::: Supplied records :::

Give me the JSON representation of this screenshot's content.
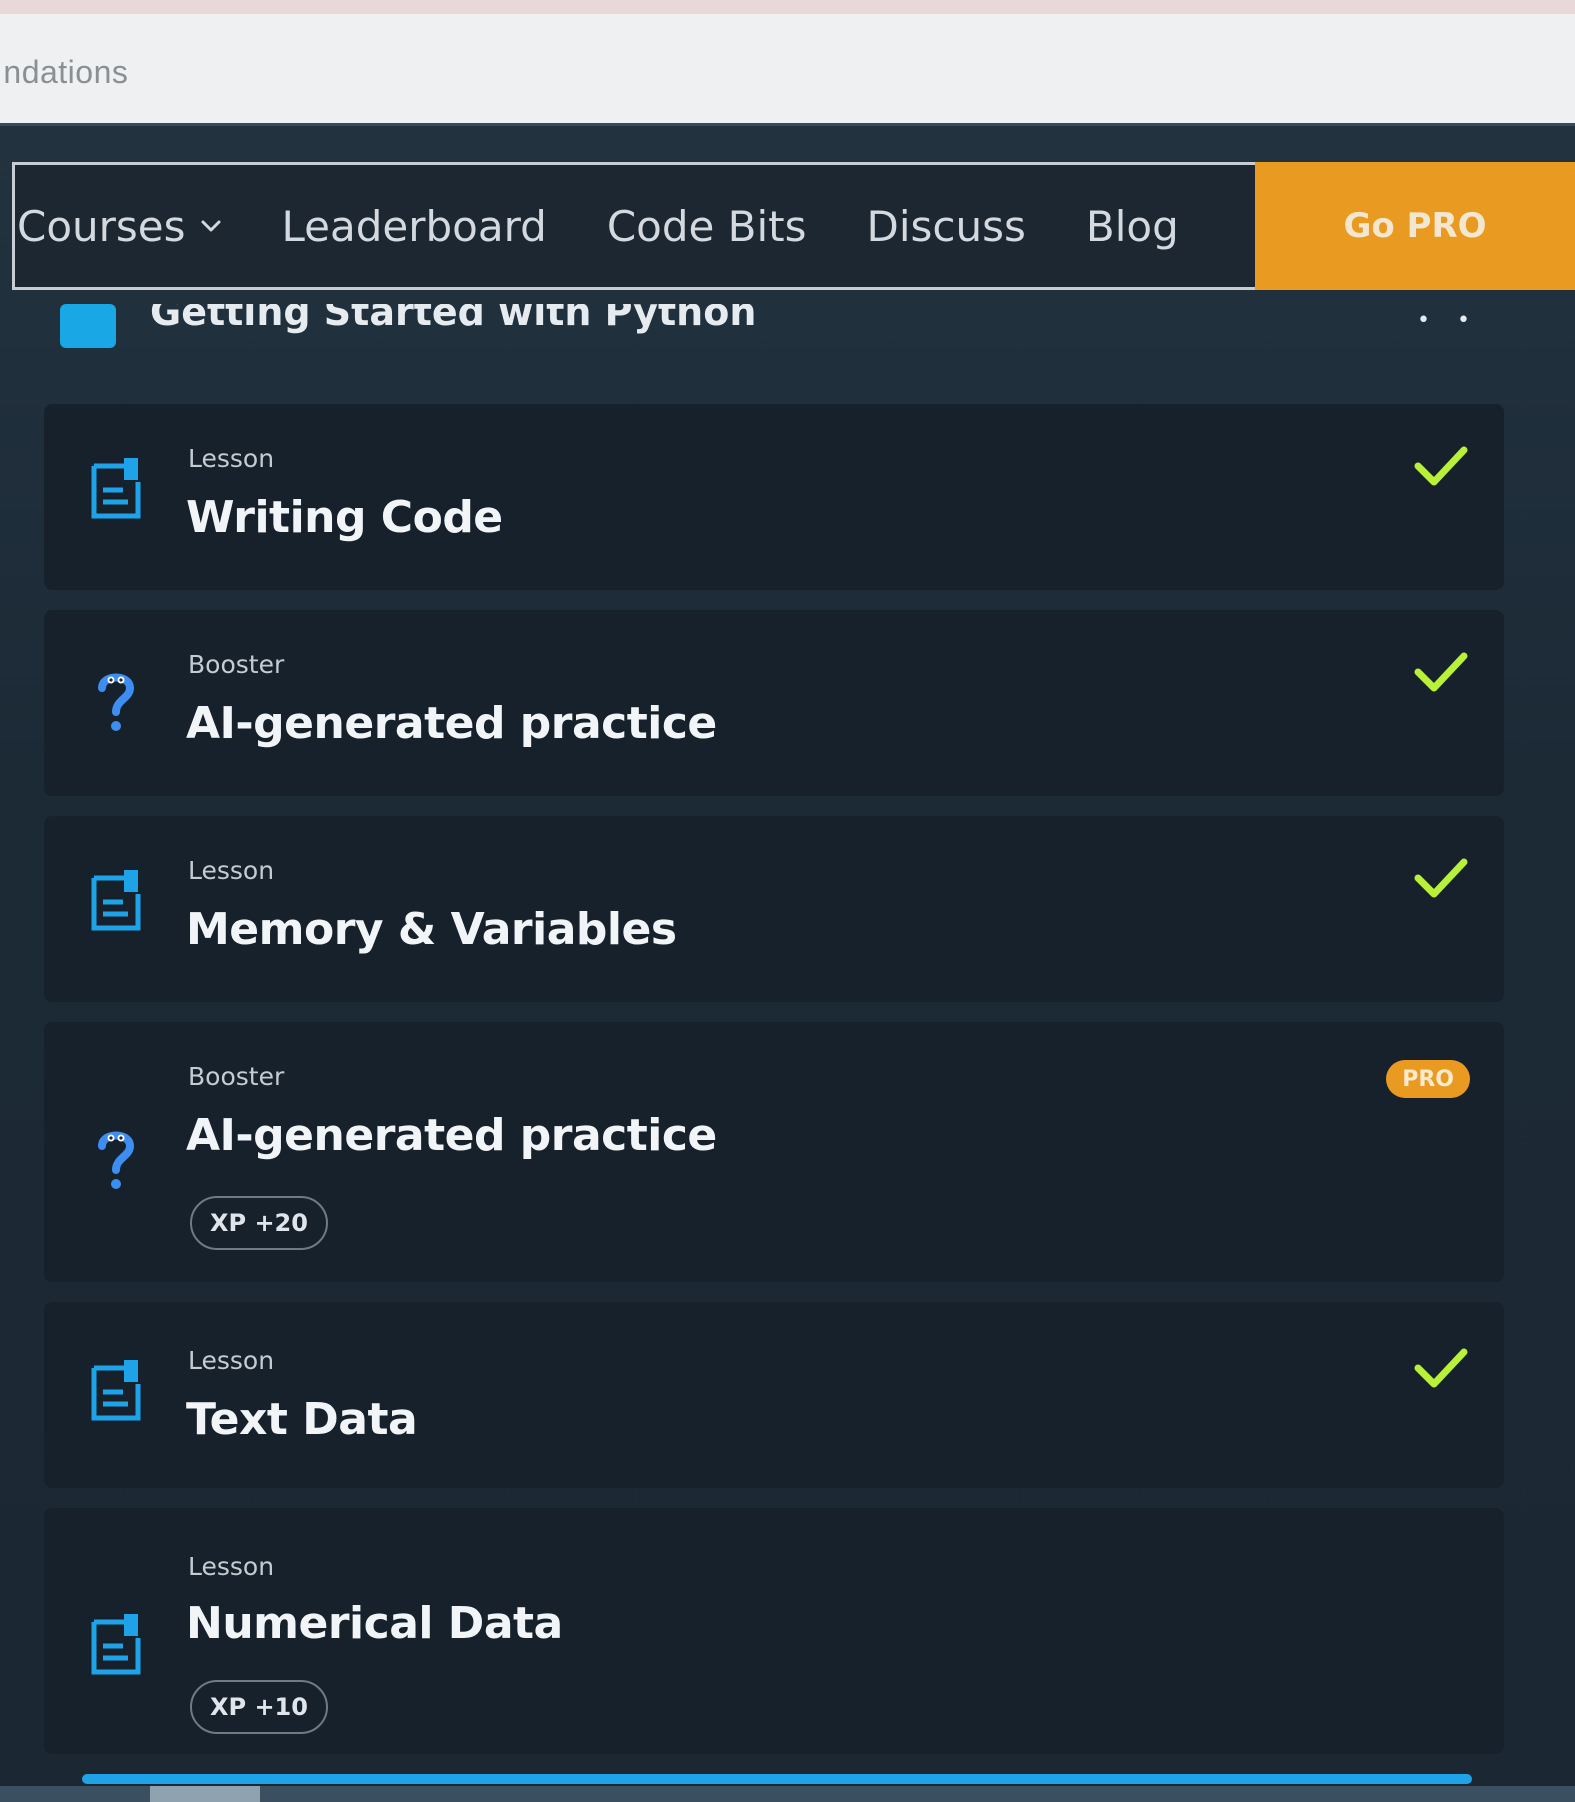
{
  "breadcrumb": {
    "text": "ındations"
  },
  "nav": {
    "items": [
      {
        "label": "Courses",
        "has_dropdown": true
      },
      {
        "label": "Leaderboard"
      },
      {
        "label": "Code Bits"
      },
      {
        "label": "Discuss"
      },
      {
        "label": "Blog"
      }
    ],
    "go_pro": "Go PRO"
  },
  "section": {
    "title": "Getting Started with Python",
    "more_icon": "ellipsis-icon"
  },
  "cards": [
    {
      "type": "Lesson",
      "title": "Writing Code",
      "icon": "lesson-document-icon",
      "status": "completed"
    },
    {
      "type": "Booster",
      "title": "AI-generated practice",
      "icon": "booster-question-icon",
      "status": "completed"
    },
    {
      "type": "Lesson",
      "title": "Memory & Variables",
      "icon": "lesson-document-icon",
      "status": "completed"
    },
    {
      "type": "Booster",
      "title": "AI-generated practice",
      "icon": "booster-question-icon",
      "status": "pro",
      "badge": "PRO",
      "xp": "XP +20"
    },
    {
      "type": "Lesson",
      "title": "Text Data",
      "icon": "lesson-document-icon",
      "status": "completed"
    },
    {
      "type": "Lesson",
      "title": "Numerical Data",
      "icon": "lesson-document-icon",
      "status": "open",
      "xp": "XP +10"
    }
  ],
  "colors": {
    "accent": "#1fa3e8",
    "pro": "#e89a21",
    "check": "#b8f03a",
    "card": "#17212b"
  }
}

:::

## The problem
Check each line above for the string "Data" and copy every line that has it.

## Output for this exercise
      "title": "Text Data",
      "title": "Numerical Data",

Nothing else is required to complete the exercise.